Tuesday, May 13, 2008

A Sad Lack of Statesmen in our World (and other thoughts)

Well, I have finished this book (quite awhile ago, actually) and would like to get it off my nightstand! Thus, here are my thoughts on H.W. Brands' "The Devil We Knew: Americans and the Cold War"

My general opinion of the book was agreement with Brands. There were non-essential ideas and statements that I disagree with. But as they don’t detract from the overall message of the book, I won’t go into them here.

“The Devil We Knew” was a fine example of the well-known statement by poet and philosopher George Santayana that “those who cannot remember the past are condemned to repeat it”. Brands’ excursion through 50 years of American history illustrates that concept quite well. I think an argument could be made that we are repeating many historical mistakes right now in Iraq. I think Kami mentioned that, and it was a thought I had as well as I read through this book. Frustrating!!!!

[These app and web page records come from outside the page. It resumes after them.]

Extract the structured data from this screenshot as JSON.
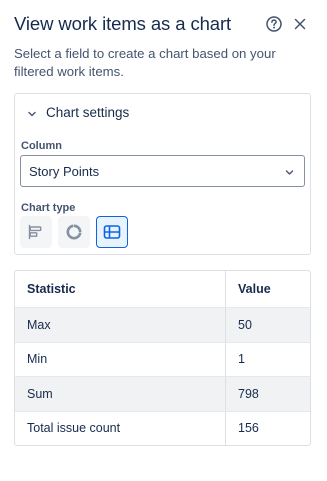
{
  "panel": {
    "title": "View work items as a chart",
    "description": "Select a field to create a chart based on your filtered work items."
  },
  "icons": {
    "help": "question-circle-icon",
    "close": "close-icon",
    "collapse": "chevron-down-icon",
    "select_dropdown": "chevron-down-icon",
    "bar_chart": "bar-chart-icon",
    "donut_chart": "donut-chart-icon",
    "table": "table-icon"
  },
  "settings": {
    "title": "Chart settings",
    "expanded": true,
    "column_label": "Column",
    "column_value": "Story Points",
    "chart_type_label": "Chart type",
    "chart_types": [
      "bar",
      "donut",
      "table"
    ],
    "selected_chart_type": "table"
  },
  "stats": {
    "headers": [
      "Statistic",
      "Value"
    ],
    "rows": [
      {
        "statistic": "Max",
        "value": "50"
      },
      {
        "statistic": "Min",
        "value": "1"
      },
      {
        "statistic": "Sum",
        "value": "798"
      },
      {
        "statistic": "Total issue count",
        "value": "156"
      }
    ]
  },
  "colors": {
    "text": "#172b4d",
    "subtle_text": "#44546f",
    "selected_blue": "#0c66e4",
    "selected_bg": "#e9f2ff",
    "row_shade": "#f1f2f4"
  }
}
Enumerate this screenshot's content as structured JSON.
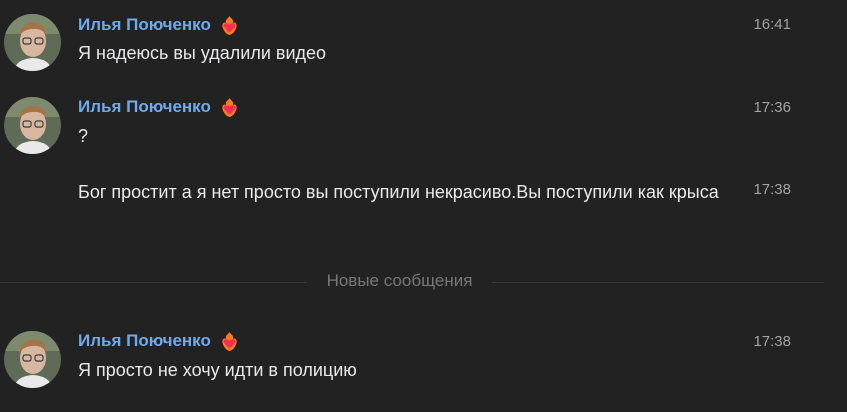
{
  "author": {
    "name": "Илья Поюченко",
    "badge_icon": "heart-fire-icon",
    "name_color": "#71aaeb"
  },
  "messages": [
    {
      "time": "16:41",
      "text": "Я надеюсь вы удалили видео"
    },
    {
      "time": "17:36",
      "text": "?"
    },
    {
      "time": "17:38",
      "text": "Бог простит а я нет просто вы поступили некрасиво.Вы поступили как крыса"
    },
    {
      "time": "17:38",
      "text": "Я просто не хочу идти в полицию"
    }
  ],
  "divider": {
    "label": "Новые сообщения"
  },
  "colors": {
    "background": "#222222",
    "text": "#e9eaec",
    "timestamp": "#a3a3a3",
    "divider_text": "#76787a"
  }
}
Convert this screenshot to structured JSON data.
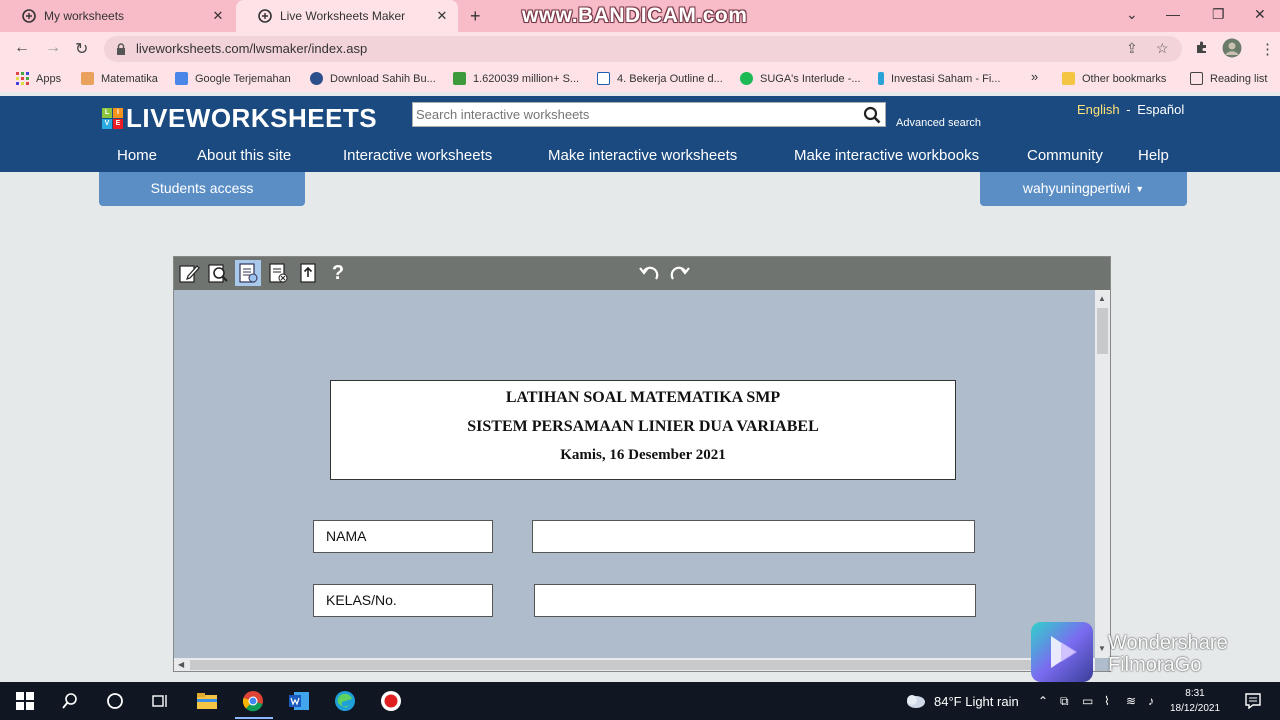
{
  "browser": {
    "tabs": [
      {
        "title": "My worksheets",
        "active": false
      },
      {
        "title": "Live Worksheets Maker",
        "active": true
      }
    ],
    "recording_watermark": "www.BANDICAM.com",
    "url": "liveworksheets.com/lwsmaker/index.asp",
    "bookmarks": [
      "Apps",
      "Matematika",
      "Google Terjemahan",
      "Download Sahih Bu...",
      "1.620039 million+ S...",
      "4. Bekerja Outline d...",
      "SUGA's Interlude -...",
      "Investasi Saham - Fi...",
      "Other bookmarks",
      "Reading list"
    ],
    "overflow_symbol": "»"
  },
  "site": {
    "logo_text": "LIVEWORKSHEETS",
    "logo_letters": [
      "L",
      "I",
      "V",
      "E"
    ],
    "search_placeholder": "Search interactive worksheets",
    "advanced_search": "Advanced search",
    "lang_english": "English",
    "lang_separator": "-",
    "lang_espanol": "Español",
    "nav": [
      "Home",
      "About this site",
      "Interactive worksheets",
      "Make interactive worksheets",
      "Make interactive workbooks",
      "Community",
      "Help"
    ],
    "students_access": "Students access",
    "username": "wahyuningpertiwi"
  },
  "editor": {
    "help_symbol": "?",
    "worksheet": {
      "title_line1": "LATIHAN SOAL MATEMATIKA SMP",
      "title_line2": "SISTEM PERSAMAAN LINIER DUA VARIABEL",
      "title_line3": "Kamis, 16 Desember 2021",
      "name_label": "NAMA",
      "class_label": "KELAS/No."
    }
  },
  "watermark": {
    "line1": "Wondershare",
    "line2": "FilmoraGo"
  },
  "taskbar": {
    "weather": "84°F  Light rain",
    "time": "8:31",
    "date": "18/12/2021"
  },
  "colors": {
    "tab_strip": "#f8bcc8",
    "site_header": "#1a4a7f",
    "button_blue": "#5b8ec5",
    "editor_bg": "#aebccb",
    "toolbar": "#707470"
  }
}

“The fact is that communism – not capitalism or democracy – has been the communists’ worst enemy. But nations have had to discover this for themselves. External force has usually succeeded only in delaying the discovery” (Brands 227). Brands cites the U.S. involvement and support of Chiang Kai-shek in China to support this statement. It seems intuitive to me that if communism is really as evil as we believe, and seeing as how our country is based upon the idea of moral people being able to make good choices regarding government, then it follows that given enough time, the citizens in communist countries will eventually create enough momentum for a successful revolution.

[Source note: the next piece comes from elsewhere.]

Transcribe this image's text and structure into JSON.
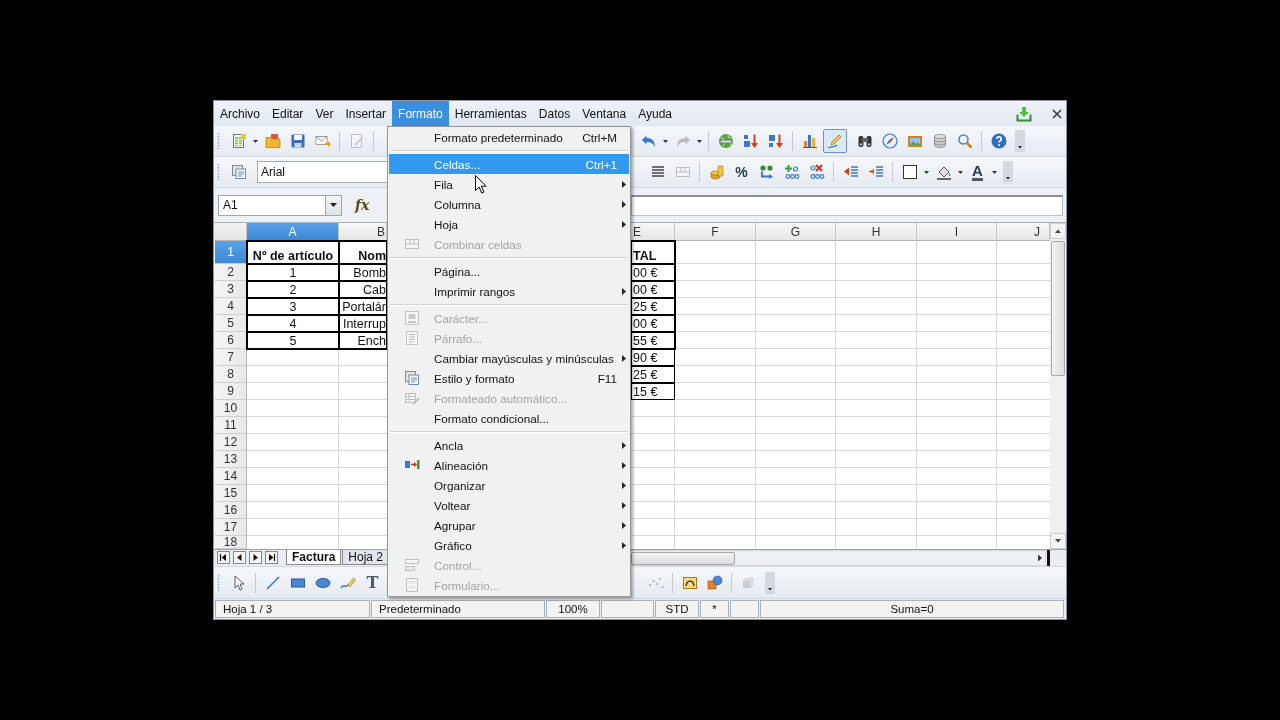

A second point that Brands made that I quite agreed with was in regard to foreign policy in dealing with third world dictators. I thought he was correct in stating that their threat is minimal and that giving them the attention of our high level officials only lends credibility to their words. What they want is attention – and we routinely give them exactly what they want.

I found the economic impact of the Cold War to be extremely fascinating. It is obvious to me that many of our politicians make economic decisions based, not on a true understanding of economics, but on popularity polls. Always keeping re-election in mind inhibits politicians from becoming statesmen. The economic “expansion” that took place during the Cold War was mostly a mirage. The evidence lies in the inflation rate as well as our soaring national debt. As World War II ended the government tried to stem off the inevitable recession (caused by a sudden decrease in demand for goods) by creating need (which was funded by tax dollars in the form of American aid to foreign countries).

“The American economy, in 1945 the envy of the earth and the engine of global growth unprecedented in history, by the 1990s sputtered and faltered under the weight of four decades of military spending inconceivable before the Cold War” Brands 227).

The economy runs in cycles. Trying to stop a cycle from completing is like trying to dam a river with newspaper. It can work, but not forever. Of course, with their eyes on re-election and popularity polls, our elected officials aren’t willing to let things run. They must be doing something to justify their existence! The media attributes current economic cycles to the current president – which is extremely short-sighted and ignorant of them. And all too often American citizens feed right into that and demand action from their elected officials. I had to think of the movie “Men In Black” (forgive me for quoting a movie), when the Tommy Lee Jones character says, “A person is smart. People are dumb, panicky dangerous animals and you know it. Everything they've ever "known" has been proven to be wrong.” So true!

My final favorite quote from the book is this: “However bright, determined, and forceful the individuals who make up a president’s team are when they arrive in Washington, they soon discover that all their gifts are no match for the fact that only one person in the administration wields real power. Few presidents are secure enough in this power to genuinely appreciate counsel contrary to their inclinations. Even fewer advisers are willing to accept the designated-devil’s-advocate status that accompanies consistent objection. With everyone else, presidents like to hear that they are doing the right thing, and advisers quickly learn that influence rubs off on those who tell presidents what they like to hear” (Brands 82-3). It’s a long quote, but telling. The sign of a good leader – a statesman – is one who admires a person with the guts to tell it like it is.

So there we have a few of the thoughts I had while reading "The Devil We Knew". I am glad we had an opportunity to read this! It was a little dry at times but I thought the ideas were good and gave me some food for thought. I have finished "Milkweed" and hope to get some thoughts down on paper this week, if time permits. I have company coming next week and I thought it would be nice to have "no homework" for a little while! :-)


Kami said...

I like the quotes you chose a lot, even the Men in Black one! :) I agree about the economics too. I don't really know much about economics (maybe we should be adding a book about that to our list) but it makes sense what you said about the national debt, and I have heard before that the economy goes in a cycle. I think it's so frustrating too about statesmen vs. politicians trying to get re-elected. Errr.

Andrea said...

Okay, I thought what you had to say was excellent. I now feel like a loser that I made you all read this book and I am still only halfway through it. And, to be honest, I won't be finished with it until Tuesday due to the romantic few days I am spending alone with my husband, followed by the frantic catching up grading, followed by two solid days devoted to my novel to meet Kayli's deadline. So. But, I do have things to say.